(EXERCISE GOAL): Go through the entries below. Copy each line in which "title" appears.

(DATA FOR THIS TASK):
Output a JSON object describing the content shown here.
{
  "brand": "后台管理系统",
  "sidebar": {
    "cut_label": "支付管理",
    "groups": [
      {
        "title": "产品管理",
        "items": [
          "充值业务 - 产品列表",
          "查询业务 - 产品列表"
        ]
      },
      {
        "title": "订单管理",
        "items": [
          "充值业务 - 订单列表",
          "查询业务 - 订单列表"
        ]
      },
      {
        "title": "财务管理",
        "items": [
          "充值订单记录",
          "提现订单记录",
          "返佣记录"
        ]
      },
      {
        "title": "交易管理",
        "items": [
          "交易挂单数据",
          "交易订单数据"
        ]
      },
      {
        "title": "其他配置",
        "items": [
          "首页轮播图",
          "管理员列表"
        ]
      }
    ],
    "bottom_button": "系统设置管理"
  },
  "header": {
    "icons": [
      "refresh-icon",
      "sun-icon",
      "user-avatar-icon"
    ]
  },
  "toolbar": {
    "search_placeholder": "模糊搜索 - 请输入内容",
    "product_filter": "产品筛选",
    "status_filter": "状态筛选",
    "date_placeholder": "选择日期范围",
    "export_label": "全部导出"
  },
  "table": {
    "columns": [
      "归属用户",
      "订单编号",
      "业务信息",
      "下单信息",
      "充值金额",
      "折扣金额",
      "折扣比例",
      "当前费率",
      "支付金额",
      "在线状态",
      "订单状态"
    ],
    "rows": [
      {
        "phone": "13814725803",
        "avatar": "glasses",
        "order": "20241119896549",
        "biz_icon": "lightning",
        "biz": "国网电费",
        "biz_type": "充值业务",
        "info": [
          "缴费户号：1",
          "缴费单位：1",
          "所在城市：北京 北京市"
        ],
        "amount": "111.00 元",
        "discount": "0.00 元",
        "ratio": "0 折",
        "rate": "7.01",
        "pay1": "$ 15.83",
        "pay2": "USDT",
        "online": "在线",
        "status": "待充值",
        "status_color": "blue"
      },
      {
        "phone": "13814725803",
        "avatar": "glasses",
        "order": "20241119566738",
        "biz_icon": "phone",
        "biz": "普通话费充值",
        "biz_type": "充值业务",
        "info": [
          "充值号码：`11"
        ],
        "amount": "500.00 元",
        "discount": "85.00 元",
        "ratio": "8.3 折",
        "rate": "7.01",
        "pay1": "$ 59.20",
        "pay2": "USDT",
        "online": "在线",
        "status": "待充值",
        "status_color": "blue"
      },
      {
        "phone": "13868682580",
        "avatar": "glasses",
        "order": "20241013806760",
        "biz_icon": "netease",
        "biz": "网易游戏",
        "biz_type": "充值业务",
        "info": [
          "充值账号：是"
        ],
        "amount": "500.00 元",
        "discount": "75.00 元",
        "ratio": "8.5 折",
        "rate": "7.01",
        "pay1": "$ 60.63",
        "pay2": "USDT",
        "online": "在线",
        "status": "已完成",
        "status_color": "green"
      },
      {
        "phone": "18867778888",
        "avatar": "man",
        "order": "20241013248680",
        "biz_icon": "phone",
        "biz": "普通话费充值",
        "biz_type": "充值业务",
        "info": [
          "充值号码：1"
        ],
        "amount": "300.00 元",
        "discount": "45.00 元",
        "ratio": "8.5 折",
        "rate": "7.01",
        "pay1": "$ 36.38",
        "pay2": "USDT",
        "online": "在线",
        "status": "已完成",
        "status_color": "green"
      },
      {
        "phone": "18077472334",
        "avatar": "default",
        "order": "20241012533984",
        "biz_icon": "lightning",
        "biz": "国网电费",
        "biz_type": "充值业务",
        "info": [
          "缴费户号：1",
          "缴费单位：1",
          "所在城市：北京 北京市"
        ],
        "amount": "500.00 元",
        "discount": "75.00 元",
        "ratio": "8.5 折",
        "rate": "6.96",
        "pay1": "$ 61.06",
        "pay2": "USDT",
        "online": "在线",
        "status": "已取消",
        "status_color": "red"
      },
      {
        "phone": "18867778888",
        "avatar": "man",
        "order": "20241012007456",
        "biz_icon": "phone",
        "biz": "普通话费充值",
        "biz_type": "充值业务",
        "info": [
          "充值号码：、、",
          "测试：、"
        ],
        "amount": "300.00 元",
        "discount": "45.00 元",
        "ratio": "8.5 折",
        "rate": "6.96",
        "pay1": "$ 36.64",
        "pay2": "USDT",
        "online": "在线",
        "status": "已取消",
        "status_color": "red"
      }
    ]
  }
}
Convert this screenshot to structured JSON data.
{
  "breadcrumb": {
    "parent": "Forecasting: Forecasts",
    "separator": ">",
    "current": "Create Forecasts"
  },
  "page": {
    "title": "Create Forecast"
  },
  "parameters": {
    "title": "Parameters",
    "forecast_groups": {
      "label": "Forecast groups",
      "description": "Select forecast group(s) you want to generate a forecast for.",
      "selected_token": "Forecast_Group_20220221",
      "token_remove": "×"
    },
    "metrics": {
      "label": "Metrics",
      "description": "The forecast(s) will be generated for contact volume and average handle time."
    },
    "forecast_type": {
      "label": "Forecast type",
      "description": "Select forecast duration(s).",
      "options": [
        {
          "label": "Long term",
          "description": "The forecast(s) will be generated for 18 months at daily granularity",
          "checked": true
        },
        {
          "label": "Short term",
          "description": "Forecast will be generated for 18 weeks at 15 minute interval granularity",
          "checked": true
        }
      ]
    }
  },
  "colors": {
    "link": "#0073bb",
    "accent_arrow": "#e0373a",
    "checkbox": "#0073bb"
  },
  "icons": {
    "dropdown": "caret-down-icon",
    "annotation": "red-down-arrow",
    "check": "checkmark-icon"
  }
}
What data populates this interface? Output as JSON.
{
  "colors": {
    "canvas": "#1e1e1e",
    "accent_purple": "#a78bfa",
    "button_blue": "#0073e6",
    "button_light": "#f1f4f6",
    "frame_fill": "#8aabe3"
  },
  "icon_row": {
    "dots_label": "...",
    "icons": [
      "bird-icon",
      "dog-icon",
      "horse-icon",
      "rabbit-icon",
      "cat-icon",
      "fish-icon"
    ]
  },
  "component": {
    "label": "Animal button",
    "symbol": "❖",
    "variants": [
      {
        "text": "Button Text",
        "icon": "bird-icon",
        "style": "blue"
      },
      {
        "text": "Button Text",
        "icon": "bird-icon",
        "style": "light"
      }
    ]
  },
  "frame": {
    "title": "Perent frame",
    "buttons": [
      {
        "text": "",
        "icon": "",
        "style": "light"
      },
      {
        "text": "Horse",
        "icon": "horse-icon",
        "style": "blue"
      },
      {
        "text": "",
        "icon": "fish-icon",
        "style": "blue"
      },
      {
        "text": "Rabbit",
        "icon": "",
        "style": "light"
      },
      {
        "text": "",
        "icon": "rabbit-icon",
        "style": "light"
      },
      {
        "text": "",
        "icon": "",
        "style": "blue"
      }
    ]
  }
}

(TASK SOLUTION):
        "title": "产品管理",
        "title": "订单管理",
        "title": "财务管理",
        "title": "交易管理",
        "title": "其他配置",
    "title": "Create Forecast"
    "title": "Parameters",
    "title": "Perent frame",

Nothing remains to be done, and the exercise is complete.